* EXERCISE INSTRUCTIONS *
Across the entries below, how many lines include "label"? Give the number and nothing else.
BEGIN
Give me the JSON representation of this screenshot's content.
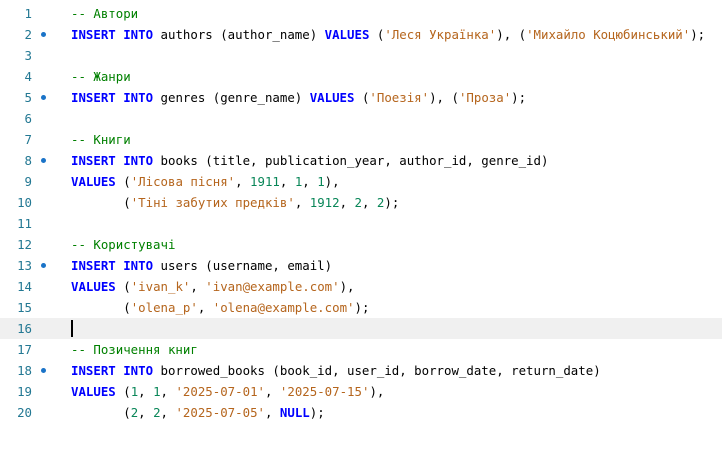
{
  "editor": {
    "lines": [
      {
        "n": "1",
        "tokens": [
          {
            "t": "-- Автори",
            "c": "cm"
          }
        ]
      },
      {
        "n": "2",
        "dot": true,
        "tokens": [
          {
            "t": "INSERT INTO",
            "c": "kw"
          },
          {
            "t": " authors (author_name) ",
            "c": "id"
          },
          {
            "t": "VALUES",
            "c": "kw"
          },
          {
            "t": " (",
            "c": "pn"
          },
          {
            "t": "'Леся Українка'",
            "c": "str"
          },
          {
            "t": "), (",
            "c": "pn"
          },
          {
            "t": "'Михайло Коцюбинський'",
            "c": "str"
          },
          {
            "t": ");",
            "c": "pn"
          }
        ]
      },
      {
        "n": "3",
        "tokens": []
      },
      {
        "n": "4",
        "tokens": [
          {
            "t": "-- Жанри",
            "c": "cm"
          }
        ]
      },
      {
        "n": "5",
        "dot": true,
        "tokens": [
          {
            "t": "INSERT INTO",
            "c": "kw"
          },
          {
            "t": " genres (genre_name) ",
            "c": "id"
          },
          {
            "t": "VALUES",
            "c": "kw"
          },
          {
            "t": " (",
            "c": "pn"
          },
          {
            "t": "'Поезія'",
            "c": "str"
          },
          {
            "t": "), (",
            "c": "pn"
          },
          {
            "t": "'Проза'",
            "c": "str"
          },
          {
            "t": ");",
            "c": "pn"
          }
        ]
      },
      {
        "n": "6",
        "tokens": []
      },
      {
        "n": "7",
        "tokens": [
          {
            "t": "-- Книги",
            "c": "cm"
          }
        ]
      },
      {
        "n": "8",
        "dot": true,
        "tokens": [
          {
            "t": "INSERT INTO",
            "c": "kw"
          },
          {
            "t": " books (title, publication_year, author_id, genre_id)",
            "c": "id"
          }
        ]
      },
      {
        "n": "9",
        "tokens": [
          {
            "t": "VALUES",
            "c": "kw"
          },
          {
            "t": " (",
            "c": "pn"
          },
          {
            "t": "'Лісова пісня'",
            "c": "str"
          },
          {
            "t": ", ",
            "c": "pn"
          },
          {
            "t": "1911",
            "c": "num"
          },
          {
            "t": ", ",
            "c": "pn"
          },
          {
            "t": "1",
            "c": "num"
          },
          {
            "t": ", ",
            "c": "pn"
          },
          {
            "t": "1",
            "c": "num"
          },
          {
            "t": "),",
            "c": "pn"
          }
        ]
      },
      {
        "n": "10",
        "tokens": [
          {
            "t": "       (",
            "c": "pn"
          },
          {
            "t": "'Тіні забутих предків'",
            "c": "str"
          },
          {
            "t": ", ",
            "c": "pn"
          },
          {
            "t": "1912",
            "c": "num"
          },
          {
            "t": ", ",
            "c": "pn"
          },
          {
            "t": "2",
            "c": "num"
          },
          {
            "t": ", ",
            "c": "pn"
          },
          {
            "t": "2",
            "c": "num"
          },
          {
            "t": ");",
            "c": "pn"
          }
        ]
      },
      {
        "n": "11",
        "tokens": []
      },
      {
        "n": "12",
        "tokens": [
          {
            "t": "-- Користувачі",
            "c": "cm"
          }
        ]
      },
      {
        "n": "13",
        "dot": true,
        "tokens": [
          {
            "t": "INSERT INTO",
            "c": "kw"
          },
          {
            "t": " users (username, email)",
            "c": "id"
          }
        ]
      },
      {
        "n": "14",
        "tokens": [
          {
            "t": "VALUES",
            "c": "kw"
          },
          {
            "t": " (",
            "c": "pn"
          },
          {
            "t": "'ivan_k'",
            "c": "str"
          },
          {
            "t": ", ",
            "c": "pn"
          },
          {
            "t": "'ivan@example.com'",
            "c": "str"
          },
          {
            "t": "),",
            "c": "pn"
          }
        ]
      },
      {
        "n": "15",
        "tokens": [
          {
            "t": "       (",
            "c": "pn"
          },
          {
            "t": "'olena_p'",
            "c": "str"
          },
          {
            "t": ", ",
            "c": "pn"
          },
          {
            "t": "'olena@example.com'",
            "c": "str"
          },
          {
            "t": ");",
            "c": "pn"
          }
        ]
      },
      {
        "n": "16",
        "current": true,
        "tokens": []
      },
      {
        "n": "17",
        "tokens": [
          {
            "t": "-- Позичення книг",
            "c": "cm"
          }
        ]
      },
      {
        "n": "18",
        "dot": true,
        "tokens": [
          {
            "t": "INSERT INTO",
            "c": "kw"
          },
          {
            "t": " borrowed_books (book_id, user_id, borrow_date, return_date)",
            "c": "id"
          }
        ]
      },
      {
        "n": "19",
        "tokens": [
          {
            "t": "VALUES",
            "c": "kw"
          },
          {
            "t": " (",
            "c": "pn"
          },
          {
            "t": "1",
            "c": "num"
          },
          {
            "t": ", ",
            "c": "pn"
          },
          {
            "t": "1",
            "c": "num"
          },
          {
            "t": ", ",
            "c": "pn"
          },
          {
            "t": "'2025-07-01'",
            "c": "str"
          },
          {
            "t": ", ",
            "c": "pn"
          },
          {
            "t": "'2025-07-15'",
            "c": "str"
          },
          {
            "t": "),",
            "c": "pn"
          }
        ]
      },
      {
        "n": "20",
        "tokens": [
          {
            "t": "       (",
            "c": "pn"
          },
          {
            "t": "2",
            "c": "num"
          },
          {
            "t": ", ",
            "c": "pn"
          },
          {
            "t": "2",
            "c": "num"
          },
          {
            "t": ", ",
            "c": "pn"
          },
          {
            "t": "'2025-07-05'",
            "c": "str"
          },
          {
            "t": ", ",
            "c": "pn"
          },
          {
            "t": "NULL",
            "c": "kw"
          },
          {
            "t": ");",
            "c": "pn"
          }
        ]
      }
    ]
  }
}
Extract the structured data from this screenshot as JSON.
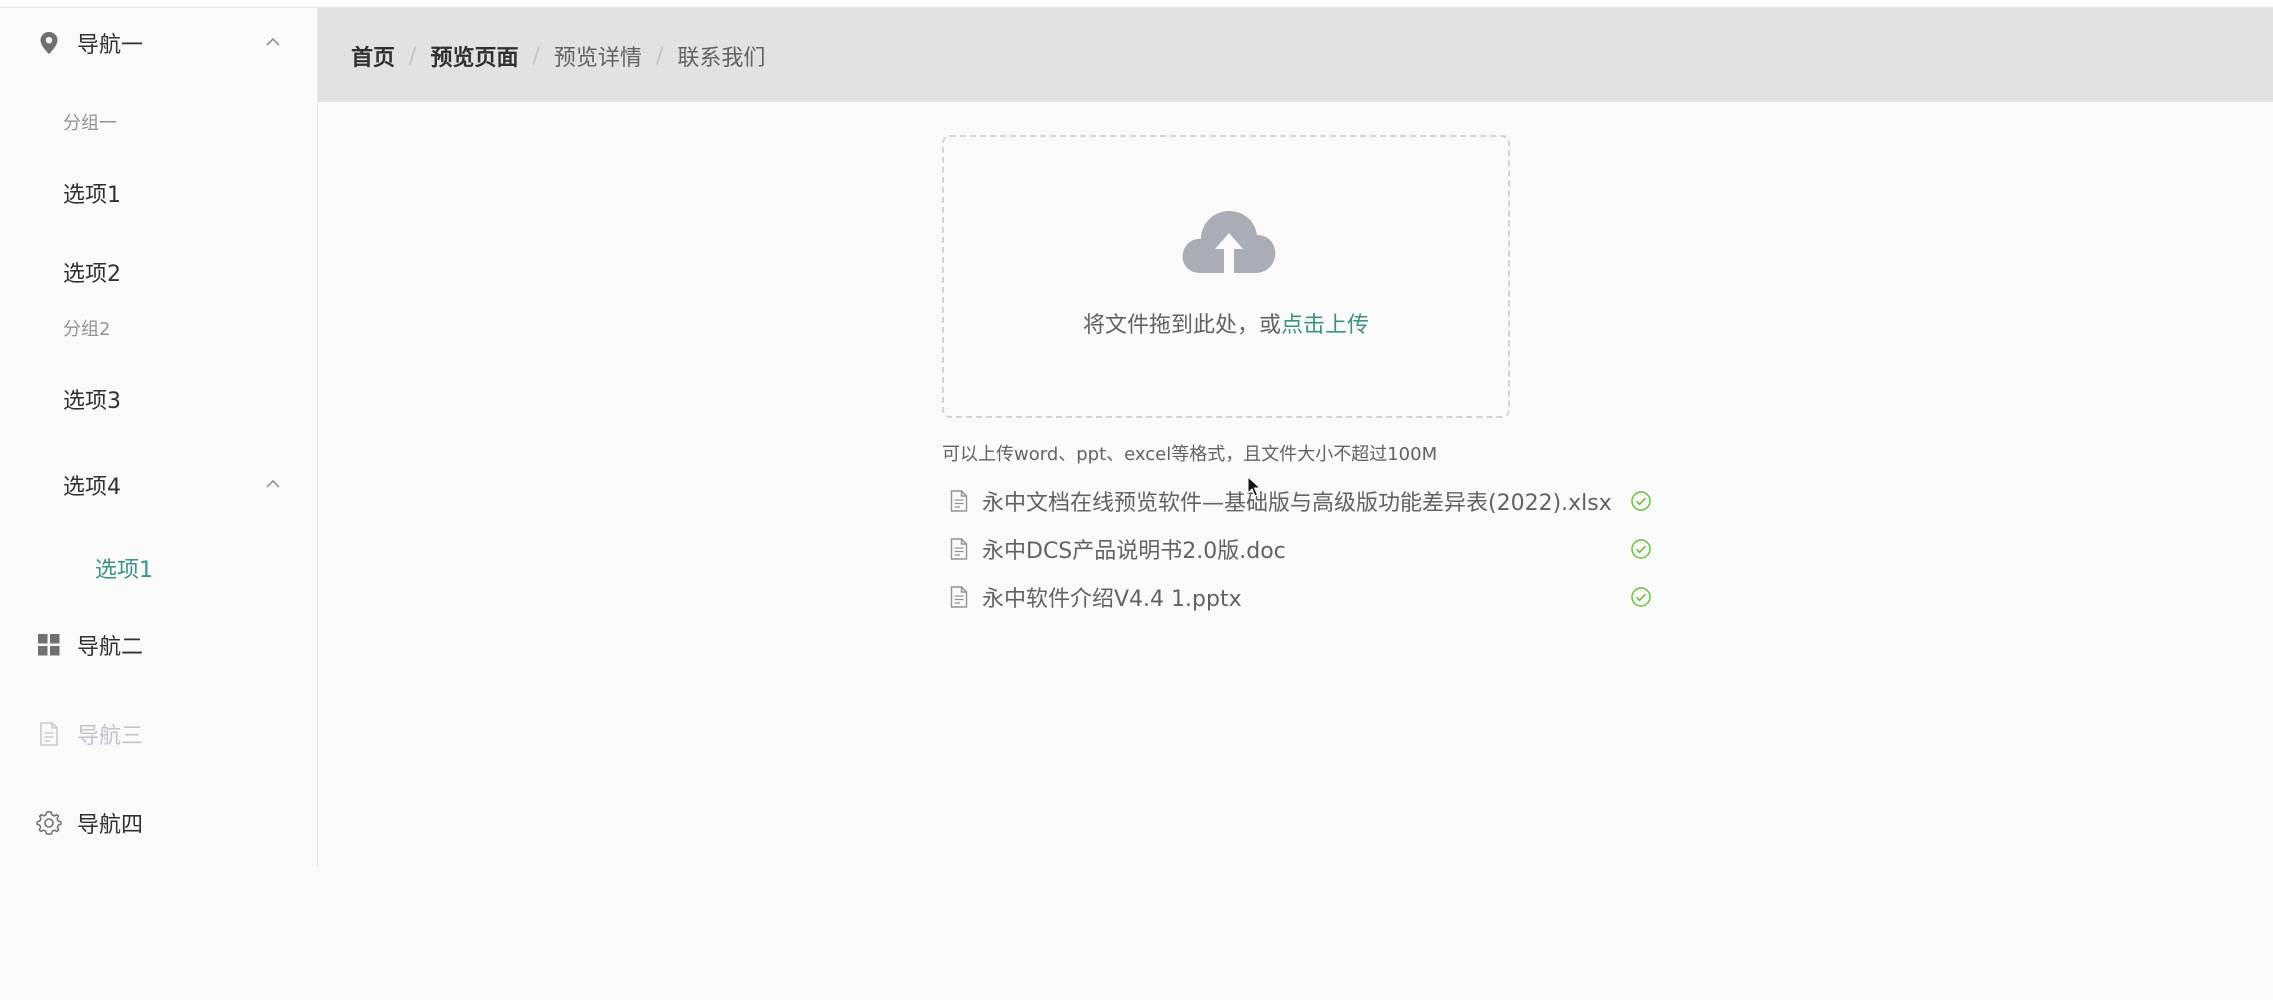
{
  "sidebar": {
    "nav1": {
      "label": "导航一",
      "icon": "location-icon"
    },
    "group1": "分组一",
    "item1": "选项1",
    "item2": "选项2",
    "group2": "分组2",
    "item3": "选项3",
    "item4": "选项4",
    "item4_sub1": "选项1",
    "nav2": {
      "label": "导航二",
      "icon": "grid-icon"
    },
    "nav3": {
      "label": "导航三",
      "icon": "document-icon"
    },
    "nav4": {
      "label": "导航四",
      "icon": "gear-icon"
    }
  },
  "breadcrumb": [
    "首页",
    "预览页面",
    "预览详情",
    "联系我们"
  ],
  "upload": {
    "drop_text": "将文件拖到此处，或",
    "click_text": "点击上传",
    "tip": "可以上传word、ppt、excel等格式，且文件大小不超过100M"
  },
  "files": [
    "永中文档在线预览软件—基础版与高级版功能差异表(2022).xlsx",
    "永中DCS产品说明书2.0版.doc",
    "永中软件介绍V4.4 1.pptx"
  ],
  "colors": {
    "accent": "#3a9384",
    "success": "#67c23a",
    "header_bg": "#e2e2e2"
  }
}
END
* ANSWER BOX *
4